- [The task]: From the line with "What data populates" onward, reproduce each line of the entries exactly, ending at the last one, and add nothing.

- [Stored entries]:
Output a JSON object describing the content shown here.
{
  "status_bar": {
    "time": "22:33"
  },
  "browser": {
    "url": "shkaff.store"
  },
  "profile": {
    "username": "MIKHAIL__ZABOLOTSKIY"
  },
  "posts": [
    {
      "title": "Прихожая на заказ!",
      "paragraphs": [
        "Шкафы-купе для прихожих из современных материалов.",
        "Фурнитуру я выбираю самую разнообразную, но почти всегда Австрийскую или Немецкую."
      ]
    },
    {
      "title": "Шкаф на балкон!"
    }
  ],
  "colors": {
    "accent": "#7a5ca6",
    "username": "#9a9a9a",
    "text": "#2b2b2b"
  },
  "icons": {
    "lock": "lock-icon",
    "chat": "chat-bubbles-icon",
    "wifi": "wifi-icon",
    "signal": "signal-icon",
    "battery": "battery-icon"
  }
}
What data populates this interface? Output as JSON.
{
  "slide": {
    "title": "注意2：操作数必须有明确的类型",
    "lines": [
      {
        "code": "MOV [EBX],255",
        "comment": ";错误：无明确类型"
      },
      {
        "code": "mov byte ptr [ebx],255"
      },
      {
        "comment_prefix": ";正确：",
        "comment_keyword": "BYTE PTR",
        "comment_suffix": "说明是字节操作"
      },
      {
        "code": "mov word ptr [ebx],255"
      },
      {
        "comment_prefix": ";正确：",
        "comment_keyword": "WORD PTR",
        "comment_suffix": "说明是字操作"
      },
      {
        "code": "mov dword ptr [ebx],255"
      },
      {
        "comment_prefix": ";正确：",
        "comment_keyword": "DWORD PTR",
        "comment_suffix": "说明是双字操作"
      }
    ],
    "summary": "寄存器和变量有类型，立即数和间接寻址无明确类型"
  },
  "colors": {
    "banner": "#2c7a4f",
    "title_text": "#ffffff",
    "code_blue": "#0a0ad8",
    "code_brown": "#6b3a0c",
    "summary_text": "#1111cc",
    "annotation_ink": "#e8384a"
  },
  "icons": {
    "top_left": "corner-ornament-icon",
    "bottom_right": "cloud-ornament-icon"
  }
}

- [Answer for the task]:
What data populates this interface? Output as JSON.
{
  "slide": {
    "title": "注意2：操作数必须有明确的类型",
    "lines": [
      {
        "code": "MOV [EBX],255",
        "comment": ";错误：无明确类型"
      },
      {
        "code": "mov byte ptr [ebx],255"
      },
      {
        "comment_prefix": ";正确：",
        "comment_keyword": "BYTE PTR",
        "comment_suffix": "说明是字节操作"
      },
      {
        "code": "mov word ptr [ebx],255"
      },
      {
        "comment_prefix": ";正确：",
        "comment_keyword": "WORD PTR",
        "comment_suffix": "说明是字操作"
      },
      {
        "code": "mov dword ptr [ebx],255"
      },
      {
        "comment_prefix": ";正确：",
        "comment_keyword": "DWORD PTR",
        "comment_suffix": "说明是双字操作"
      }
    ],
    "summary": "寄存器和变量有类型，立即数和间接寻址无明确类型"
  },
  "colors": {
    "banner": "#2c7a4f",
    "title_text": "#ffffff",
    "code_blue": "#0a0ad8",
    "code_brown": "#6b3a0c",
    "summary_text": "#1111cc",
    "annotation_ink": "#e8384a"
  },
  "icons": {
    "top_left": "corner-ornament-icon",
    "bottom_right": "cloud-ornament-icon"
  }
}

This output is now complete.